Britain’s three rail unions – ASLEF, RMT and TSSA – have warned the government that this is not the right time to lift coronavirus restriction measures and run more trains.
In a joint letter to Boris Johnson, Nicola Sturgeon, Mark Drakeford and Sadiq Khan, the trade union leaders said that it would be “completely unacceptable” to risk the lives of passengers and rail staff.
Mick Whelan and Manuel Cortes of Labour-affiliated unions ASLEF and TSSA, plus the RMT’s Mick Cash, expressed their “deep concerns” over reported plans to increase rail service levels.
Noting that rail service use has “fallen dramatically” since the lockdown began, which “has undoubtedly helped the UK to contain the pandemic”, they pointed out that “there is no agreement” on how to safely expand services.
“We have helped ensure that key workers and goods are able to be moved where they are needed. But we have a duty of care to our members, and to those who rely on our industry,” the letter reads.
“We will not accept new working patterns that put the lives of railway workers and passengers at risk. To be clear – we are not convinced that there is any basis at this time for a safe escalation of services.”
The rail unions have urged the government and train operators to work with them to identify where there is real demand for services and to establish how more services can be delivered safely.
The general secretaries conclude: “Seeking a blanket increase in services as part of a symbolic and premature drive to apparent normality, at the potential risk of countless lives, is completely unacceptable to us.”
The RMT last week said there was “zero chance” of agreeing to an increase in services in mid-May, as Cash vowed not to accept “unsafe directives being handed down on high from the boardroom or the cabinet room”.
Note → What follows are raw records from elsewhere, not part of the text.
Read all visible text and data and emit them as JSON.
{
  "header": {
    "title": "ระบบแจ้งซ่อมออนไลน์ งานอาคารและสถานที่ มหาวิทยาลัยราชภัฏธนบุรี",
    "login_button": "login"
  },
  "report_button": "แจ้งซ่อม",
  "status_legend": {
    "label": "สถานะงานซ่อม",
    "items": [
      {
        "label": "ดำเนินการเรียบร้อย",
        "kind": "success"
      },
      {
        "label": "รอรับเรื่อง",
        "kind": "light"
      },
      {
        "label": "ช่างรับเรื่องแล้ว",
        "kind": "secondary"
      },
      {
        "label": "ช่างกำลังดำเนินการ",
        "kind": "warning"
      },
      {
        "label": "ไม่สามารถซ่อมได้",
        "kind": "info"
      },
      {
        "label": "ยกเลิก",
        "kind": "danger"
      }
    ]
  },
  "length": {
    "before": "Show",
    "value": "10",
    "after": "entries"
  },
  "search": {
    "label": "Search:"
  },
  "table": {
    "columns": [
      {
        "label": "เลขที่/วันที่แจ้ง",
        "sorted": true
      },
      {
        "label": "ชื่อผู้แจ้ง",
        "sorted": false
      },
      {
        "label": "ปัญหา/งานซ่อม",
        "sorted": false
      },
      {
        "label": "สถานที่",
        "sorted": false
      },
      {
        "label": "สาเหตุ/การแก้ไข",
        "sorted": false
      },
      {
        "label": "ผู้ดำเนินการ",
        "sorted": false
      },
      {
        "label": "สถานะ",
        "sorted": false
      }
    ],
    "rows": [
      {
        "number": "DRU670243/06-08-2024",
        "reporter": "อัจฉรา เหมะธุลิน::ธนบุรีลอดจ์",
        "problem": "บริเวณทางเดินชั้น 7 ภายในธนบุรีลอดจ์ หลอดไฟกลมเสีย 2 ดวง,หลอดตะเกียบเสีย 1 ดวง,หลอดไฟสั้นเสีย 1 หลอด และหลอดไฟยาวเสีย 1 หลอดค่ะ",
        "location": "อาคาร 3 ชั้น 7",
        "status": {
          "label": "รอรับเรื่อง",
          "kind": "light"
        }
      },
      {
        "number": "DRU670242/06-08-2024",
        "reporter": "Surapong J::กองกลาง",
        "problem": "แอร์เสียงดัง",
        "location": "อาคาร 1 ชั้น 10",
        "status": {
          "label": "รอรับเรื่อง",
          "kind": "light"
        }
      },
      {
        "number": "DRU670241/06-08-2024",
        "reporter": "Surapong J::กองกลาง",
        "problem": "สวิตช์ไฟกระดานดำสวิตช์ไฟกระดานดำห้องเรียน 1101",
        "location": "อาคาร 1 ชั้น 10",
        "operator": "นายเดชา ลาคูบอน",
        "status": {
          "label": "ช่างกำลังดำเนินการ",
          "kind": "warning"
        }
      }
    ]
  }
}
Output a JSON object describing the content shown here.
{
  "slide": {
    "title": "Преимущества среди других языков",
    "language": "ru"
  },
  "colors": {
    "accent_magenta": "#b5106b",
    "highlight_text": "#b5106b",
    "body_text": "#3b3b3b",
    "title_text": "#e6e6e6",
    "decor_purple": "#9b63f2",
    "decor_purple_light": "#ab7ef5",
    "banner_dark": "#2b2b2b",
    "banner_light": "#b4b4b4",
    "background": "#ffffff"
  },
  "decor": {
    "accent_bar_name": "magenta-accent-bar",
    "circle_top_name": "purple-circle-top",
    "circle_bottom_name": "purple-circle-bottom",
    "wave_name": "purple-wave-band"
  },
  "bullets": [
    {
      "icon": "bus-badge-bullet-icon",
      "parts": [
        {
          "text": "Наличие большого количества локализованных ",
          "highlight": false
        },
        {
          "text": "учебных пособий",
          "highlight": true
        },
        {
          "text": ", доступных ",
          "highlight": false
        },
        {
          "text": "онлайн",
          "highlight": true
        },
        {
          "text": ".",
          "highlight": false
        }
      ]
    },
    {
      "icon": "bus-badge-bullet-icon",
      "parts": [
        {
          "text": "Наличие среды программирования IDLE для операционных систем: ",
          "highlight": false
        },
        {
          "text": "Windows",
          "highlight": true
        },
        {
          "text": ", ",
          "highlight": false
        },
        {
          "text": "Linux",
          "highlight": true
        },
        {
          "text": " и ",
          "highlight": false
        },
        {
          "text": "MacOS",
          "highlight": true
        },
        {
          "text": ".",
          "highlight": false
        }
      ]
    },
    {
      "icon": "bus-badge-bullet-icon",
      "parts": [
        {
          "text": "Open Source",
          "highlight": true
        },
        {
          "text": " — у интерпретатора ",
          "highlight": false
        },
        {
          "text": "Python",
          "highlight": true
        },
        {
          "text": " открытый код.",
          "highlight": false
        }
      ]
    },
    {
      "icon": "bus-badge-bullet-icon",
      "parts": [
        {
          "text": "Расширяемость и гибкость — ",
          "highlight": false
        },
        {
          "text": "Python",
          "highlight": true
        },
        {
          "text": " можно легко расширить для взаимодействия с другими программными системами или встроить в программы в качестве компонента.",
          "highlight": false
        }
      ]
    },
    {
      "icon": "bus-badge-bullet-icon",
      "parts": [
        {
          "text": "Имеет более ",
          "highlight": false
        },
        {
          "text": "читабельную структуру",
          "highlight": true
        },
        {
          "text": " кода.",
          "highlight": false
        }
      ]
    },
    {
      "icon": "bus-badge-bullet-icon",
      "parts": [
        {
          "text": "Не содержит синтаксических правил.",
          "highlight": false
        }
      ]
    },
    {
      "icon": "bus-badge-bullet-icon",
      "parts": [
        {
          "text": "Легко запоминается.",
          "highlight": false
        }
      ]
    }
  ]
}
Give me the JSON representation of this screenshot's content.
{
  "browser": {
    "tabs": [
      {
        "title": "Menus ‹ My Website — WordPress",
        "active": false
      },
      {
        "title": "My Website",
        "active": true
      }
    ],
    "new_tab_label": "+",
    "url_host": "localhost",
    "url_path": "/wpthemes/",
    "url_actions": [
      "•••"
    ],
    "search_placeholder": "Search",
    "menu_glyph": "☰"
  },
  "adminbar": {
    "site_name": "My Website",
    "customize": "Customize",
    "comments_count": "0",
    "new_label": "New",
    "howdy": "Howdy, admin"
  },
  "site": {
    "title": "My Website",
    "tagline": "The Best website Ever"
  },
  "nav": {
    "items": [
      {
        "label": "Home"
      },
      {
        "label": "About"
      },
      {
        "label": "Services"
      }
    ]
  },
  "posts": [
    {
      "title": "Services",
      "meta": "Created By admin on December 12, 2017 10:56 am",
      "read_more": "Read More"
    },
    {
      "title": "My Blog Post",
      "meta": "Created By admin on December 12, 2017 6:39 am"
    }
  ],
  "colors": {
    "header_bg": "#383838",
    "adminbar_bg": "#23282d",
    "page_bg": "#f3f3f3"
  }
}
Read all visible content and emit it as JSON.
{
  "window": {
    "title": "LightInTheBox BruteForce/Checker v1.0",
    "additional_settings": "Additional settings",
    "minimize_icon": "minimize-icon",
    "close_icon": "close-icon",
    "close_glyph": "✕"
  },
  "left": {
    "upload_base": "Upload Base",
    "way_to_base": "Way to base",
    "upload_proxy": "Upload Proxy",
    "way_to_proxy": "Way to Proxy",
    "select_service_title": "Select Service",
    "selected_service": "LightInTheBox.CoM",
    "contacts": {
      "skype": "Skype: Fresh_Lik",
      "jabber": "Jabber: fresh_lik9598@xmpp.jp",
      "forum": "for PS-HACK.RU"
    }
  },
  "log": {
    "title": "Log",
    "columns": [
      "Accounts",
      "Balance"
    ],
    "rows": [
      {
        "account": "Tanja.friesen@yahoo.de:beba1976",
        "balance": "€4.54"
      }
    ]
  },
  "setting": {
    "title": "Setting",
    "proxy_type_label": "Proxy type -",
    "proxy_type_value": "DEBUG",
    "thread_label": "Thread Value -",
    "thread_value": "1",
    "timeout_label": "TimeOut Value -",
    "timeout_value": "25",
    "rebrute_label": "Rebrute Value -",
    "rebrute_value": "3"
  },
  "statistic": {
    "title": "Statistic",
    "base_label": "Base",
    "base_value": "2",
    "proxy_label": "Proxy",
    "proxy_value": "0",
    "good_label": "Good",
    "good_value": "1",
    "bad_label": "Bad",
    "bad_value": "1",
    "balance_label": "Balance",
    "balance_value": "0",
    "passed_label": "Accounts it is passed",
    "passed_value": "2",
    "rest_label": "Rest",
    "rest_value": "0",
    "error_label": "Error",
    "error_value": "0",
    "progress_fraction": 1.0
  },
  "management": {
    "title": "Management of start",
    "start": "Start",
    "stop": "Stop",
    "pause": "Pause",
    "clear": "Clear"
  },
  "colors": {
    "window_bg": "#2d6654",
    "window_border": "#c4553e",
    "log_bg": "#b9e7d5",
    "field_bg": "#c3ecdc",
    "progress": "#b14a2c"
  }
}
Overall passenger numbers are currently at 3% of pre-coronavirus crisis levels, while one in five staff members at train companies are reportedly off work due to the virus.